Botox and Us

We should not be surprised that in the Pfizer-Allergan deal, creating $150 billion of value across the global medicine chest that covers everything from diabetes, cardiovascular health and oncology, there is the particular fascination with and column inches dedicated to Botox, the Allergan product to deal with wrinkles in our skin. One billion of us on the planet over 60 means that the market for healthy looking skin is huge and growing - 2 billion of us over 60 by 2050. What's surprising is that more companies, in any sector are not looking at longevity as a market opportunity. Or as BlackRock recently noted in their White Paper, "Longevity Changes Everything" and could be a lever for commercial, workplace and workforce strategies.

But the thing about the Botox fascination is that because it is thought to be an affluent luxury, it masks the underlying idea about aging and health, most recently articulated by none other than the WHO in their new Ageing and Health Report. As the WHO has noted, with lives extending into our 80s, 90s and beyond as a matter of course, the importance of skin health to an active aging, is an essential part of any serious health strategy. The WHO idea is to restructure our health policy from the singular 20th century focus on combating disease - Communicable and Non-Communicable - to one dedicated to achieving functional ability that will have consequences beyond better health itself to broader societal goals of economic growth. The WHO has nothing less in its strategic sights than a "Decade of Healthy Ageing" from 2020-2030, when the world will be tipping to more old than young, a condition already present among the developed OECD countries on the planet. In this new paradigm - one that is a consequence of the profound demographic shift of population aging - fiscal sustainability and economic growth are only possible if we also shift our expectations of aging to engagement, activity, work and contribution.

This is where there is a new 21st century health approach to aging in such areas as skin, vision, hearing and muscle and bone mass. One way to get there, of course is to treat as friends, partners and collaborators the companies who are at the center of medical innovation that will fuel the functional ability we seek. The Pfizer-Allergan deal is happening precisely because there is a good management strategy to return more value to shareholders and in the process enable the resources for R&D that will give us many of the tools for a healthier and more active increased longevity.

If moving an official tax address from 42nd street to Technology Park, Dublin delivers that opportunity to the tune of tens of billions, why wouldn't Ian Read take that decision and why wouldn't we applaud it? How is it any different from the multitude of decisions we observe across industries and sectors where decision are being made that will benefit society, especially critical during this transformational moment? Perhaps think of it as a Fourth Industrial Revolution - characterized and driven by the two demographic legs of longevity and population aging?

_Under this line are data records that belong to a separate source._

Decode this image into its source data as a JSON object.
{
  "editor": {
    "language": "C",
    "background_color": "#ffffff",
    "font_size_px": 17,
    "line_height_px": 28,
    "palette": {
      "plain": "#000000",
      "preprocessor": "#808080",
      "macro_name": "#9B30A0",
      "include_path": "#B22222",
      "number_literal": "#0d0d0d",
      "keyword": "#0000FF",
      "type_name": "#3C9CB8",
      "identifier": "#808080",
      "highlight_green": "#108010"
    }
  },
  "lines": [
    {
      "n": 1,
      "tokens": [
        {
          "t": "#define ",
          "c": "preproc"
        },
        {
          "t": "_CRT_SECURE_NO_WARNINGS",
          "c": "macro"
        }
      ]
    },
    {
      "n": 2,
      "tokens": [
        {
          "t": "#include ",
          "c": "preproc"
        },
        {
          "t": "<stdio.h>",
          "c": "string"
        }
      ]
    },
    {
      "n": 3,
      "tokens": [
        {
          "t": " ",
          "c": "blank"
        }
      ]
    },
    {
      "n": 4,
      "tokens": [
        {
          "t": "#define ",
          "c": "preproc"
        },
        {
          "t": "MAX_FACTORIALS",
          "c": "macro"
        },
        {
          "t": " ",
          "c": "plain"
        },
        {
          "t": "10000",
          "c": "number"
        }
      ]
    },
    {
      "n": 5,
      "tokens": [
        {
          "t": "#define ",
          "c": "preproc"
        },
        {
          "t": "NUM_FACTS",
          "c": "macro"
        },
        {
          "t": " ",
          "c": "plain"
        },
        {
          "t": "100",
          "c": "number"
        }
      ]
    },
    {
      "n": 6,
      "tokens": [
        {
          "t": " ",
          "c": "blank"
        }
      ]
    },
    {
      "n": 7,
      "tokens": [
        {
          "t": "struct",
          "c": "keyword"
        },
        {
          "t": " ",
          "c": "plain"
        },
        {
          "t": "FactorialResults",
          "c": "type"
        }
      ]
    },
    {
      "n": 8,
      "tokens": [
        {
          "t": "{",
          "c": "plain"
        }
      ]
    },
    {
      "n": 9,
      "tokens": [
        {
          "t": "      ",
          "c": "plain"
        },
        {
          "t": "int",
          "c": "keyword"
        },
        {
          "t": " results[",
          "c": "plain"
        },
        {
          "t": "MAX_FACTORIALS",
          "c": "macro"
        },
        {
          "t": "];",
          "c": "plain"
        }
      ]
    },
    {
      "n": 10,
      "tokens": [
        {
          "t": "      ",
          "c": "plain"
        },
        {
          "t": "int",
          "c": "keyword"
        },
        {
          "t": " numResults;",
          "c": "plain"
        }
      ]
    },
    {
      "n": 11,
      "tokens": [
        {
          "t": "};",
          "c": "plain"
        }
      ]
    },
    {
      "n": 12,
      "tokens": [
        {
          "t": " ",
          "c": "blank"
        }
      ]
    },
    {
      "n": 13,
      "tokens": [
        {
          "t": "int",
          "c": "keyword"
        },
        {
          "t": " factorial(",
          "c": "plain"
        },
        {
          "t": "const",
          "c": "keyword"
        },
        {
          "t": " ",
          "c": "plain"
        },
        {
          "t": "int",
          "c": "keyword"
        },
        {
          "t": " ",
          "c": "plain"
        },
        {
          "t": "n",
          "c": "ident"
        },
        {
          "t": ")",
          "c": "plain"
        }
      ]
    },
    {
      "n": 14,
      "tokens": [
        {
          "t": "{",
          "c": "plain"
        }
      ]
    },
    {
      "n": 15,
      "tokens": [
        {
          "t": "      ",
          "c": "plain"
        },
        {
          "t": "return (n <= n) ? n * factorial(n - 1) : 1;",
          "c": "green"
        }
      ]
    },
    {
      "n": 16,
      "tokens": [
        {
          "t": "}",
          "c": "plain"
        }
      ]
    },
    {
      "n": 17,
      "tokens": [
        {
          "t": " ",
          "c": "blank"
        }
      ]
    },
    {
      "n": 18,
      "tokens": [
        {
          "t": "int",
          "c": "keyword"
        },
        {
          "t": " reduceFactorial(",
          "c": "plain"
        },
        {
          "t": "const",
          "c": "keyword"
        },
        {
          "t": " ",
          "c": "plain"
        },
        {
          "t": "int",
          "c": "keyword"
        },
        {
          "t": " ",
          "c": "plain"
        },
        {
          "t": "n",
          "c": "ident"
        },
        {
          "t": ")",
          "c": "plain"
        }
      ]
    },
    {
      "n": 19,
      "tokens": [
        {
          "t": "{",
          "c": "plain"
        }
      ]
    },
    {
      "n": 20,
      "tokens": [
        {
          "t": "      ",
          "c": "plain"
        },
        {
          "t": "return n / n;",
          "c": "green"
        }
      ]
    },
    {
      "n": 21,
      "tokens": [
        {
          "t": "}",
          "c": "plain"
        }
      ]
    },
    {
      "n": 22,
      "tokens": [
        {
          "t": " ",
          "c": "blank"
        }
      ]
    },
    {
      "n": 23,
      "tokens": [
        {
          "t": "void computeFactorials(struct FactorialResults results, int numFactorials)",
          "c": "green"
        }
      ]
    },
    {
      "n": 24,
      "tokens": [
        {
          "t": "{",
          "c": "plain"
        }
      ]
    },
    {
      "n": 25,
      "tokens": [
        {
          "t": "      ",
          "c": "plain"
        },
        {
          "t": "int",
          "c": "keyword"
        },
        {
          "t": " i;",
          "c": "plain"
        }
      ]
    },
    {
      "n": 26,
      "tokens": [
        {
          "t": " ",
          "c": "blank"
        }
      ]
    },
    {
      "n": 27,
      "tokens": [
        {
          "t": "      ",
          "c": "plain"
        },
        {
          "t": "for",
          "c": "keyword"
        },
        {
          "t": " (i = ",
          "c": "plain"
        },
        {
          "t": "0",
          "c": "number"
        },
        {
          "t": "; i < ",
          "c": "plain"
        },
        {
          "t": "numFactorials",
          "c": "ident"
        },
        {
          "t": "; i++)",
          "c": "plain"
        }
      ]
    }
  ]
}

Nestles' foray into health - its Nestle Skin Health recent acquisition and build out of its nutritional business - is itself built on the recognition of a grand new market based on an aging strategy. Or, take Intel, which is investing in innovative technology to enable telehealth for remote patient monitoring, a benefit to all of us, over and under 60 who will no longer have to travel to doctors' offices or hospitals for many diagnosis and treatment advice.

What all these companies have in common is their appreciation of the huge consumer need for products and services connected to our aging societies. The value this creates for shareholders comes from such strategic insights applied to the marketplace. We should welcome all of this, whether their address is in New York or Timbuktu.